Third Sunrise this Week

A fin. Just one. But I think it's a dolphin, the way it arcs the middle part of it's body over and into the water. Can't see the head or the tail. I hope it is a dolphin because it's not very far out. It's probably partaking of the fish we see jumping up and plopping into the water about the same distance out.
I was thinking of staying in and watching the sunrise from my bed/couch, but the urge to come out here was too strong. The ocean. It's alive.
I think of those who lived near the sea in the times before we thought we knew so much.
I've heard they would sing to the Great Orb to greet its return each day. To sing with the accompaniment of the waves would be better even than to swelling, overlapping Om's. Singing to the Oneness we are all a part of. That's what it is, I suppose, if language must be applied to the experience.

Before I see the sun, I see the light showing up in colors I won't even try to put names to. Will I be watching in that second the topmost arc emerges from the misty horizon?

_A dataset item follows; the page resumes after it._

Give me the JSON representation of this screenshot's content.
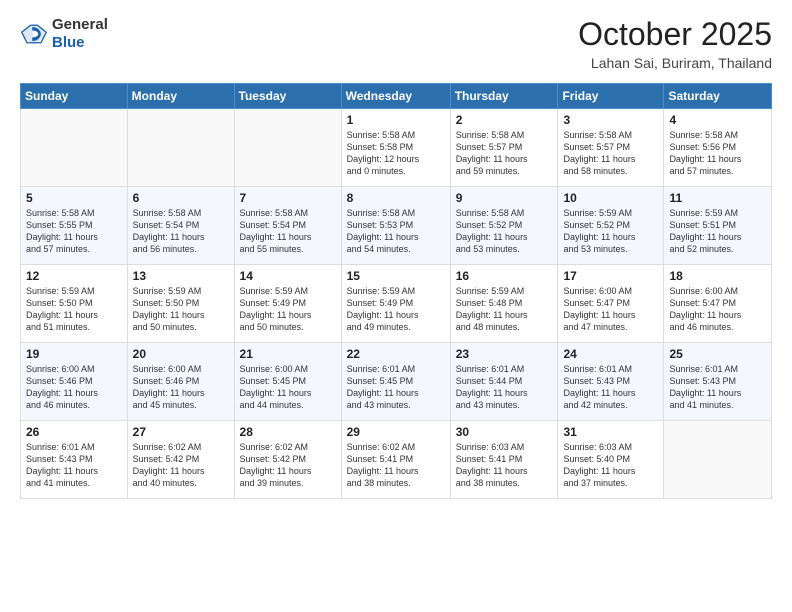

Will I hear a song?

To know that we are the ones moving toward you,
Does it really matter?
You come to us --
We come to you --
In the end it is the same.
We see you appear.
We feel your rays, alive.

I see it. I watch it rise.
I should have counted, but it took only about a minute for it to be fully risen. I looked at it long enough for my pencil lead to look fuchsia instead of graphite as I'm trying to write with it. Psychedelic-like.
The song came from you, perhaps, and they heard it and sang it back to you.

The moment it was appearing was intense.
The music was a swelling succession of sustained notes as if by many voices or instruments. A lot like the waves, except rising in intensity and pitch, probably because my eyes and heart were transfixed. It looks so large in the moment. A ship passed across it in that moment. I could see the levels outlined as the orange leaked through the openings in the structure of the ship.
On the way back to the house, I noticed a dead stingray that had washed up during the night. The pretty white birds were having a free meal along with a large black crow which must have caught the scent from who knows how far away. Fortunately, I could not smell it. Eyes open. Kite shape. Just lying there. Ah. Isn't that life, though? Beauty and naked death in one big gulp.


Gaza, OPEC, and Putin. Oh my. What's a gas-dependent population to do?

Here's a lovely headline: "Oil jumps above $40. . ." Been wondrin' when that was going to happen.

There had already been reports on OPEC decisions to reduce production. Then enter the Gaza attacks. And why would that affect oil prices? Fear that any conflict in the good old Middle East will hinder supply, says one analyst, though same analyst also says he doubts it actually will be disrupted. It's just that any conflict in that area can "support" higher prices, at least short term. Uhuh.

Russia's Prime Minister Putin warned at a GECF (Gas Exporting Conference Forum) meeting that the explorations for oil are now having to go out into more and more remote areas and making extraction more expensive. Okay. Sounds like the stuff is getting harder and harder to find by the largest exporter of gas in the world. If some people need more convincing that alternative fuel sourcing must be set in motion immediately, wouldn't this qualify?

The increase at the gas pumps may not occur until February. I haven't seen estimates for how much that will rise. Guess it's hard to say. I suppose we should go ahead and lighten up on our gas pedals now though.

On the other hand, the bigger picture shows that oil demand in the USA and other countries is decreasing. A report prepared for a London summit of energy suppliers, called by Gordon Brown earlier this December, says that demand in the USA likely peaked in 2007. The 2008 numbers are expected to show a 1 barrel per day decrease from 2007 numbers. Other industrial countries show similar expectations.

Lower demand, lower supply, disruption in the Middle East, plus other factors unknown. What will the equation yield at the pump, short and long term? Maybe it partially will be determined by how much and how sharply the demand is actually lowered. That is the part of the equation we can have the most impact on.